Posted: 14 May 2024 | | No comments yet

Researchers uncover a genetic pathway of parietal cell development, which will enable a better understanding of stomach conditions.

Researchers at Baylor College of Medicine and collaborating institutions have identified the genes that were preferentially expressed by emerging parietal cells (PCs) to guide their development. Their discovery may result in new strategies to regulate PC function in different disease settings.

The disruption of the normal activity of parietal cells (PCs) in the stomach unite common conditions like indigestion and heartburn as well as peptic ulcers, autoimmune gastritis and stomach and oesophageal cancers. PCs are the only cells in the body that produce acid, yet despite their medical importance, little is known about the molecular and genetic pathways that direct the generation and maturation of PCs from stem cells.

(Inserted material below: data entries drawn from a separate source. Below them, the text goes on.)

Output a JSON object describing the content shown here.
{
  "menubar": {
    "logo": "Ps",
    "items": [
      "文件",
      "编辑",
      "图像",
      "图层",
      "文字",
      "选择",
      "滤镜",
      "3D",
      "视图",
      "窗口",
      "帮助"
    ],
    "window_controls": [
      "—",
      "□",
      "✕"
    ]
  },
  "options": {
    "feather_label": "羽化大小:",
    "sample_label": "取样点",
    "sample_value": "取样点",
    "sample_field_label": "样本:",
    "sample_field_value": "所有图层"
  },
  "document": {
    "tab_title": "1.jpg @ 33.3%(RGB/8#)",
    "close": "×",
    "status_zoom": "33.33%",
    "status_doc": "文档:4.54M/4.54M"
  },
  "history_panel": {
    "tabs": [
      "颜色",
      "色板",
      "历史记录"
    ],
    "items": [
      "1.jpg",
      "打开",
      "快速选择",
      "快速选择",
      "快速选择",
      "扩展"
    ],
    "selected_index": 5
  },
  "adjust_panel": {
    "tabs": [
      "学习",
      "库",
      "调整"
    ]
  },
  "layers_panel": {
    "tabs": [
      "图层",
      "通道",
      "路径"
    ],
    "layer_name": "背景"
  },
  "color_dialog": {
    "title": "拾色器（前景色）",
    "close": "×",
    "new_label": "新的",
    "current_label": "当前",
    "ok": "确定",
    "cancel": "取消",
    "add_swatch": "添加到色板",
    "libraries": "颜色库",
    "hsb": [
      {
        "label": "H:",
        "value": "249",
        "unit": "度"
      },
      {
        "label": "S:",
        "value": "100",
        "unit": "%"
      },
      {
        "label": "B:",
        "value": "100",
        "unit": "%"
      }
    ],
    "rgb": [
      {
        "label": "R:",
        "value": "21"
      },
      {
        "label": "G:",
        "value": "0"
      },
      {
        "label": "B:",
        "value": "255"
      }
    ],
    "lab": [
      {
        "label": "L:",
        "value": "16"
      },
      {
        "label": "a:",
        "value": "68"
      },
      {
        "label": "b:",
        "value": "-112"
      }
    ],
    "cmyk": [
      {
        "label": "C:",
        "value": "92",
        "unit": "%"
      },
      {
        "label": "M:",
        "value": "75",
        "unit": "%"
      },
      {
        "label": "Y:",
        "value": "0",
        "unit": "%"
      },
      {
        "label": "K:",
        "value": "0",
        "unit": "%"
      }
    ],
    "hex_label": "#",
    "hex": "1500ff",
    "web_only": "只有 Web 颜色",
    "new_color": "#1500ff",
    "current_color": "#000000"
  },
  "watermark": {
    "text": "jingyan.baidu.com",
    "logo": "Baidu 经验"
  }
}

Corresponding author Dr Jason Mills, Herman Brown Endowed Professor of medicine – gastroenterology and co-director of the Texas Medical Center Digestive Disease Center (DDC) at Baylor, explained: “PCs secrete hydrochloric acid, which generates the strongly acidic environment in the stomach with beneficial effects, such as killing bacteria in contaminated food, facilitating food digestion and promoting absorption of minerals including phosphate, calcium and iron. But acid can also be dangerous, causing conditions from reflux to peptic ulcers to gastric bleeds that can be life-threatening.”

Knowing how these cells are generated will enable researchers to understand conditions in which the stomach produces too many PCs, or stops making PCs, which results in an acid-free stomach that promotes gastric cancer.

Dr Mahliyah Adkins-Threats, a graduate student in the Mills lab while she was working on this project and co-first author, commented: “Our first step was to generate enough PCs to study their development and maturation…PCs are long-lived (about two months), so we needed a system that would allow us to characterise the PC differentiation process in a shorter time.”

The researchers used a mouse model in which they eliminated existing PCs. “This triggered the production of new cells in which we were able to capture a first glimpse into the molecular and morphological steps involved when cells in the gastric epithelium commit to becoming PCs and then mature,” Dr Adkins-Threats said.

Then, the team used single-cell RNA sequencing to find which genes the cells were turning on or off as they became more mature PCs. It was discovered that of all the genes expressed by the cells, there was one, oestrogen-related receptor gamma (ERRγ), a gene involved in regulating cell metabolism, which was expressed in both very young parietal cells and in fully functional parietal cells. ERRγ was sufficient for the cells to develop into PCs.

“Progenitor PC cells that were committed to expressing ERRγ, were destined to eventually become mature PCs,” said Dr Mills. “Our findings indicate that ERRγ is responsible for regulating the differentiation and maturation of these acid secreting PCs.”

“Importantly, when we deleted the Esrrg gene in the gastric epitheliumwhole gastric sections completely lacked any PC lineage cells, indicating that this gene is not only sufficient but also required for stem cells to commit to the PC lineage,” Dr Adkins-Threats added. “We see ERRγ as the ‘trainer’ of these young stem cells; it’s the one gene that orchestrates the dynamics of the metabolic pathways that shape stem cells into fully mature PCs.”

This study was published in Cell Stem Cell.